====== Dataset excerpts
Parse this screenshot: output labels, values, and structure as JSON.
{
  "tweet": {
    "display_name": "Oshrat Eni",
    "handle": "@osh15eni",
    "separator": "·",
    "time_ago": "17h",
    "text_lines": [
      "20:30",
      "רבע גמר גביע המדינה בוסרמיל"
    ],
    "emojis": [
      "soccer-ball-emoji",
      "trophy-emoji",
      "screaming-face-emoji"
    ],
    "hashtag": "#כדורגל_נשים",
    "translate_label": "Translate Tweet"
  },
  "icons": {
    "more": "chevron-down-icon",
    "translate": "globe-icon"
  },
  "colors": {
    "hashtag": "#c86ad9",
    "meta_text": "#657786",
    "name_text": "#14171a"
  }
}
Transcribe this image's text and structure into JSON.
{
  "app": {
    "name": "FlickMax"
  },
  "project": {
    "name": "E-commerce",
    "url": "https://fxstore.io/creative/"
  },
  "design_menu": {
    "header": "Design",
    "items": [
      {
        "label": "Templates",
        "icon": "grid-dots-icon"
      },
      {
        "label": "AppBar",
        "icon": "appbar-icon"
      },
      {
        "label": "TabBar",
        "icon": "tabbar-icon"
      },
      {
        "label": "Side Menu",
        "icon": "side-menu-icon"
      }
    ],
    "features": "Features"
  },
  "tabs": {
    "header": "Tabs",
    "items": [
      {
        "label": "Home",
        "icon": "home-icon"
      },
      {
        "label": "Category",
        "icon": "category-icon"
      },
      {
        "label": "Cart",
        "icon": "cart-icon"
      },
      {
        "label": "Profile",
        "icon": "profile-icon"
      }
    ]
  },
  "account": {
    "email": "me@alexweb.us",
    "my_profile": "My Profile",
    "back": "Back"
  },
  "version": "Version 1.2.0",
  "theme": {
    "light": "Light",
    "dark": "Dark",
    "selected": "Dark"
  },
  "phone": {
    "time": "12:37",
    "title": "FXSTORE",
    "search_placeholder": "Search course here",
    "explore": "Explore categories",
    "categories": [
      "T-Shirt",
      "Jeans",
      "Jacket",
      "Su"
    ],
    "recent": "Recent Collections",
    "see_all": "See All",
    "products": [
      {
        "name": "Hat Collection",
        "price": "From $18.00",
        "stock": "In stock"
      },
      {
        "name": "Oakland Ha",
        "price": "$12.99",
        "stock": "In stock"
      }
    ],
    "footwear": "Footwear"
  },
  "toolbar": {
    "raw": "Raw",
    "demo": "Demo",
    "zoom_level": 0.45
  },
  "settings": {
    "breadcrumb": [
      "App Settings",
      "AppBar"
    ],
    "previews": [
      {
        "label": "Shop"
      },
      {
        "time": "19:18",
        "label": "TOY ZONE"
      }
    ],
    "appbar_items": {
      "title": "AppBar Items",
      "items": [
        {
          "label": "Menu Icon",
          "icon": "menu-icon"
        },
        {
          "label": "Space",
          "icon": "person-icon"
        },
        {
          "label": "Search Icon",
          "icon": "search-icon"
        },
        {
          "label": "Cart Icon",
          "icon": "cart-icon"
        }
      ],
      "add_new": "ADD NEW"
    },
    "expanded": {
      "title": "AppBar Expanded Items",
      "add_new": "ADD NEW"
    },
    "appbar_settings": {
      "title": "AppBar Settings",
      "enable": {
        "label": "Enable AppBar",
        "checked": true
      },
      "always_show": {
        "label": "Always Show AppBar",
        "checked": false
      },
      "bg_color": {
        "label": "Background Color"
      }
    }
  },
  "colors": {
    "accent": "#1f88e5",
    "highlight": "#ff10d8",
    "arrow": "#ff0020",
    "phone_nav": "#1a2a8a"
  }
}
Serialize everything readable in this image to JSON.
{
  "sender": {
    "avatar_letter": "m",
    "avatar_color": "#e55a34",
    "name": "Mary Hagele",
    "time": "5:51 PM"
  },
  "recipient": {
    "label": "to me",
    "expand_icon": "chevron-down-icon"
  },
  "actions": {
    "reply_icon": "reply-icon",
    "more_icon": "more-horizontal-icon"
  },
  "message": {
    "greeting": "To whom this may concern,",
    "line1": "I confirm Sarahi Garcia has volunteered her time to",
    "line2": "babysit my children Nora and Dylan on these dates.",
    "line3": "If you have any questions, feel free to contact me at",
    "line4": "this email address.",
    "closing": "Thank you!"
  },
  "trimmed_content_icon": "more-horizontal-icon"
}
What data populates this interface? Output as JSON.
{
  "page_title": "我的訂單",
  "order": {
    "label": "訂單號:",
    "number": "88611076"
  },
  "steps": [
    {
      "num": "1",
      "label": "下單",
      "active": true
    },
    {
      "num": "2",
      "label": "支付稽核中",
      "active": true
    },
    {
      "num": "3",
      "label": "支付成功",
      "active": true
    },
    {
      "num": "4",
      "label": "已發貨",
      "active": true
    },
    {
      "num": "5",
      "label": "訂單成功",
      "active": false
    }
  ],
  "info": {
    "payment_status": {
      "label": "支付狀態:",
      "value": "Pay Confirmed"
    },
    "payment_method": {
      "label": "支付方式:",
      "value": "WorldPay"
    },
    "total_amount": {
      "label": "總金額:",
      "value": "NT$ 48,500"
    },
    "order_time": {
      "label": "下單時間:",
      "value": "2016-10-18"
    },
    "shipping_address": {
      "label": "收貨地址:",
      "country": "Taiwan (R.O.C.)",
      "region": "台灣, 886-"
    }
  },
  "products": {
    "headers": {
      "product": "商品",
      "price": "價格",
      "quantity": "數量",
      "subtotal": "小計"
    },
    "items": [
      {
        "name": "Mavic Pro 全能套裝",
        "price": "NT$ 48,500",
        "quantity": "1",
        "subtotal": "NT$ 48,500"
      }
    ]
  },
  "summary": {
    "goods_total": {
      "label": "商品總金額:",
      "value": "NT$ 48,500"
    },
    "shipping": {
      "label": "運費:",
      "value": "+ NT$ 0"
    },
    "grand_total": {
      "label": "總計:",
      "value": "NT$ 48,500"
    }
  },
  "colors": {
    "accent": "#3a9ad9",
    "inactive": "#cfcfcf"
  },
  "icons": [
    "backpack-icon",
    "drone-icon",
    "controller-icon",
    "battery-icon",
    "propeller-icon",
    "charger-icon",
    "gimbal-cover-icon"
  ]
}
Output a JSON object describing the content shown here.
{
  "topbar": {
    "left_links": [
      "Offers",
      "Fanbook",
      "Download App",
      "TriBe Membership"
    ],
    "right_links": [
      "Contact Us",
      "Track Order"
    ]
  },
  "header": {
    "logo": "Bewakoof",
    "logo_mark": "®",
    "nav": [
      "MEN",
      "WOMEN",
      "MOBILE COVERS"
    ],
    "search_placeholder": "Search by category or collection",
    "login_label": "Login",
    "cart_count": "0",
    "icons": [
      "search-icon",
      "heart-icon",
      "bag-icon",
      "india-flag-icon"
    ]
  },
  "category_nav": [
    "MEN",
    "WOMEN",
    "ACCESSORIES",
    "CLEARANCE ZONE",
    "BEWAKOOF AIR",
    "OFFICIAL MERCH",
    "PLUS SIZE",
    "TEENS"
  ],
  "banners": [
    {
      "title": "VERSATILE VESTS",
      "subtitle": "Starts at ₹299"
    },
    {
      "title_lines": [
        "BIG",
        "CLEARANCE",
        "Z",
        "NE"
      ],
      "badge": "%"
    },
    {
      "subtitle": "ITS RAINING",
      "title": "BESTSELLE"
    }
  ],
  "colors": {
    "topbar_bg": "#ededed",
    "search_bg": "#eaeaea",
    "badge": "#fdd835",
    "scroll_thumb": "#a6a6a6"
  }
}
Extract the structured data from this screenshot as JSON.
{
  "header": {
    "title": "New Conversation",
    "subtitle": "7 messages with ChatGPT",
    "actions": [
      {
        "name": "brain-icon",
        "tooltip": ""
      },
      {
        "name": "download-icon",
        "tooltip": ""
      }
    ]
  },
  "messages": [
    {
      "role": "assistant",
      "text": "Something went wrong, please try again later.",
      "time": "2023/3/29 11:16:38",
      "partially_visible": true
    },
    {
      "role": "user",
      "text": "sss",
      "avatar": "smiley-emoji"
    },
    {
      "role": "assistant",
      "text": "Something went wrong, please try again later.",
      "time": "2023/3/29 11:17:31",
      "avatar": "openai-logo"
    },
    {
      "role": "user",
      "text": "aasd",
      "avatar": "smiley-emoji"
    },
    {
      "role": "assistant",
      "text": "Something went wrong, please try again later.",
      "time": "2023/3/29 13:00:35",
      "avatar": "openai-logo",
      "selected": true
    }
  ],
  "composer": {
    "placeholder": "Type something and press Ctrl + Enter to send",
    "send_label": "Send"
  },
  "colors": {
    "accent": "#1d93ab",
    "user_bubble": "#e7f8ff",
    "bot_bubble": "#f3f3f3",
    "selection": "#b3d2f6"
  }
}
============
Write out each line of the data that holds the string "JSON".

Parse this screenshot: output labels, values, and structure as JSON.
Transcribe this image's text and structure into JSON.
Serialize everything readable in this image to JSON.
What data populates this interface? Output as JSON.
Output a JSON object describing the content shown here.
Extract the structured data from this screenshot as JSON.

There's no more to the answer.